Every spring I plant several tomato plants. By mid-summer, they are sprawling 8-foot giants. Even though I know pruning produces the best crop, I hate to do it. Theoretically, each tiny white blossom on each branch is a potential tomato. The bigger the plant, the better, right?
Unfortunately, no. They just don’t have the necessary resources to turn each blossom into a prize specimen. In order to produce the firmest, juiciest, tastiest tomatoes, I have to choose quality over quantity by aggressively pruning stems so the plant can direct its limited resources into producing fewer, but better tomatoes.
What do tomato plants and busy CEOs have in common? Like tomato plants, they also tend to spread their own limited resources too thinly through overcommitment.
How are some tips and techniques to help you prune your commitments and optimize use of your valuable time:
1. Use the Stephen Covey quadrant — It forces you to recognize the difference between urgency and importance.
2. Use the Rule of Five — Make a list of all your commitments and list them in order of importance. Focus on only the top five. You may add another priority only when a previous one is completed.
3. Schedule planning time — David Allen, author of “Getting Things Done,” recommends reviewing your lists as often as necessary to determine what to do next.

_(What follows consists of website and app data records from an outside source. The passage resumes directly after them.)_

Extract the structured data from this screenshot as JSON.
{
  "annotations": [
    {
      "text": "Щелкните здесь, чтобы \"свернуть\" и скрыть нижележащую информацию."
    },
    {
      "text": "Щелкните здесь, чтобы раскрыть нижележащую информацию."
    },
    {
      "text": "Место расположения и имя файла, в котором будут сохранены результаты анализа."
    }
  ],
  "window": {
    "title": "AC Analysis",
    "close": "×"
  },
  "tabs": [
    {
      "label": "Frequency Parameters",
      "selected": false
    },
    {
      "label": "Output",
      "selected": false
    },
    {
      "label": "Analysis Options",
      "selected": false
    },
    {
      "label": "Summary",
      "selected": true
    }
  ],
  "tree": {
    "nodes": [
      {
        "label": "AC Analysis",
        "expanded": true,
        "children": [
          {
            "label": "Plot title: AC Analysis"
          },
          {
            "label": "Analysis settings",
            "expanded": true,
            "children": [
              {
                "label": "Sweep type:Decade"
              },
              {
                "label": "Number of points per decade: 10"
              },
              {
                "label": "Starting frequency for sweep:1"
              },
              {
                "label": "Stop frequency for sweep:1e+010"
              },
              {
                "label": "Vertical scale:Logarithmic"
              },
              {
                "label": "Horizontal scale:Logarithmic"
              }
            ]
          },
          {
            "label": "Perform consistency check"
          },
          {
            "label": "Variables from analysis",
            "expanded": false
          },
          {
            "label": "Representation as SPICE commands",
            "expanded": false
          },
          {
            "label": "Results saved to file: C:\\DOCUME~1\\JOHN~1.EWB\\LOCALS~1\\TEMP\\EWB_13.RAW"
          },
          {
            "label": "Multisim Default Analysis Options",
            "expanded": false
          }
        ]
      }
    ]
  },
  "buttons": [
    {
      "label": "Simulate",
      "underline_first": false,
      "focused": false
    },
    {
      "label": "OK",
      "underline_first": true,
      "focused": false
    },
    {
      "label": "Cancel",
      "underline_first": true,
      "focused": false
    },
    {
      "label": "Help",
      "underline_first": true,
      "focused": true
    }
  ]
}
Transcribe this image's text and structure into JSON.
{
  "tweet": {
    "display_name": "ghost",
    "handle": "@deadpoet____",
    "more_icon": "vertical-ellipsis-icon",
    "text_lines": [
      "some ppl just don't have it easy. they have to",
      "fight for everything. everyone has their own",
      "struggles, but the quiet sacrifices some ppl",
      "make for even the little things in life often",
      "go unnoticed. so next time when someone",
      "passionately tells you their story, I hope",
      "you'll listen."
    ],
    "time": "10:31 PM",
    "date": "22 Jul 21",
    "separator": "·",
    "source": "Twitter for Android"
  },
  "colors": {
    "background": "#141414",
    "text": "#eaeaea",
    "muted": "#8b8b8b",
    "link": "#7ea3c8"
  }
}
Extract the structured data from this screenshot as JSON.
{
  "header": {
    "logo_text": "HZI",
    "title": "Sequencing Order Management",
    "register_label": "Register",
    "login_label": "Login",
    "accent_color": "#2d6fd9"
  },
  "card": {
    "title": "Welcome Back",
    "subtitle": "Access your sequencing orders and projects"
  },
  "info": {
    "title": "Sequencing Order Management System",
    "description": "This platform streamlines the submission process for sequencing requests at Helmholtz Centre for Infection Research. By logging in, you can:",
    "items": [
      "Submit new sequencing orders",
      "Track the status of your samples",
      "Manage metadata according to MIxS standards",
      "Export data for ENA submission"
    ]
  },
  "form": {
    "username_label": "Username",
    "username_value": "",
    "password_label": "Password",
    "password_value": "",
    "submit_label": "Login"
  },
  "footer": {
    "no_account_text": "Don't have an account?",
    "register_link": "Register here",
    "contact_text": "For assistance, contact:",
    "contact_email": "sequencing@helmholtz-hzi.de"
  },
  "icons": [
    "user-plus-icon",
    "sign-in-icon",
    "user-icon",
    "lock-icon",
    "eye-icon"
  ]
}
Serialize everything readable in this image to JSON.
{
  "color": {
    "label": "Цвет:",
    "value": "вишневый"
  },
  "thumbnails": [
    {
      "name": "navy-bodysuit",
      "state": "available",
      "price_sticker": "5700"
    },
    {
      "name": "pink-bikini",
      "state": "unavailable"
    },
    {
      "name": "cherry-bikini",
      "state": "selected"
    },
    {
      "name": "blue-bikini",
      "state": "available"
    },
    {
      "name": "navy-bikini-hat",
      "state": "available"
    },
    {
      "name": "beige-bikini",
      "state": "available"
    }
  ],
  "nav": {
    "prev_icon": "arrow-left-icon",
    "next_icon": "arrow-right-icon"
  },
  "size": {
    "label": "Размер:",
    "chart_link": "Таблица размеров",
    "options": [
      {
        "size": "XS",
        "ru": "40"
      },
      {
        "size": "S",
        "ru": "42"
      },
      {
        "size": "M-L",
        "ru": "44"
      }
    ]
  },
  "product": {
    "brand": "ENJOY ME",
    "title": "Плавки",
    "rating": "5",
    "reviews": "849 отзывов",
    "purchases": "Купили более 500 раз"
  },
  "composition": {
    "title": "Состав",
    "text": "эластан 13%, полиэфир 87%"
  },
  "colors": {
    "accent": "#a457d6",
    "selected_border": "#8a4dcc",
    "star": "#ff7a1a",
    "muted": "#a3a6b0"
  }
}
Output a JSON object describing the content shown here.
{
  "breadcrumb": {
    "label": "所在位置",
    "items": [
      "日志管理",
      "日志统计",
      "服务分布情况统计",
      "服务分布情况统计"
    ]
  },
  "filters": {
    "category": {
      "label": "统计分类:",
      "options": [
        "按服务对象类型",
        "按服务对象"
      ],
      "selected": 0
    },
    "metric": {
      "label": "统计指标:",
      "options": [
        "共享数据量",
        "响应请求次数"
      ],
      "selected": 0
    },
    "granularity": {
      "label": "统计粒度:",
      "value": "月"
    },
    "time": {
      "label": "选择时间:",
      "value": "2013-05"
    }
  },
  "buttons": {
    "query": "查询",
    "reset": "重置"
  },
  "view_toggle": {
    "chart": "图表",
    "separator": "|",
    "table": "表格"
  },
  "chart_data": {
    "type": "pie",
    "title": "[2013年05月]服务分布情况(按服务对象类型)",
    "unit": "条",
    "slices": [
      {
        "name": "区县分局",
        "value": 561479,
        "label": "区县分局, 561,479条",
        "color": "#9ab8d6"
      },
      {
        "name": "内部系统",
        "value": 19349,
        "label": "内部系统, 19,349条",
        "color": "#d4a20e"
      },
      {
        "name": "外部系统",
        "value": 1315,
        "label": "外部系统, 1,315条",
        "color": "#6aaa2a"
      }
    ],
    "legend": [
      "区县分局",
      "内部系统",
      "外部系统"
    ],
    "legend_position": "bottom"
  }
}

4. Do a meeting audit — Evaluate all scheduled meetings. Attend only those that support your highest priorities.
5. Hire a great assistant.
6. Plan for the unplanned every day — Instead of planning every minute of your day, allow an hour in your schedule for the inevitable unplanned occurrences.
7. Use Cheryl’s “closet rule” — To avoid an overcrowded closet, whenever I buy a new piece of clothing, I force myself to get rid of an old one. Managing priorities is similar; for every new priority or commitment you make, delegate or eliminate another one.
8. Schedule time for focused work — Block out 90 minutes on your calendar when your energy and creativity is high for your most demanding work.
9. Only read your email at specific times, not as it arrives.
10. Plan for some downtime — Your brain requires adequate downtime. Research shows that mental breaks increase productivity, replenish attention, solidify memories and encourage creativity.
Tomato “suckers,” or side shoots, are sprouts that grow in a space between a stem and a branch. If left to grow, each becomes another large stem with branches, flowers, fruit and more suckers of their own, continuously stretching the finite resources of the plant. Prune your “priority suckers” early by saying “No” to all but your most important requests. You will be rewarded with increased focus and a welcome sense of accomplishment. ●
Cheryl B. McMillan is the Chair, Northeast Ohio, at Vistage International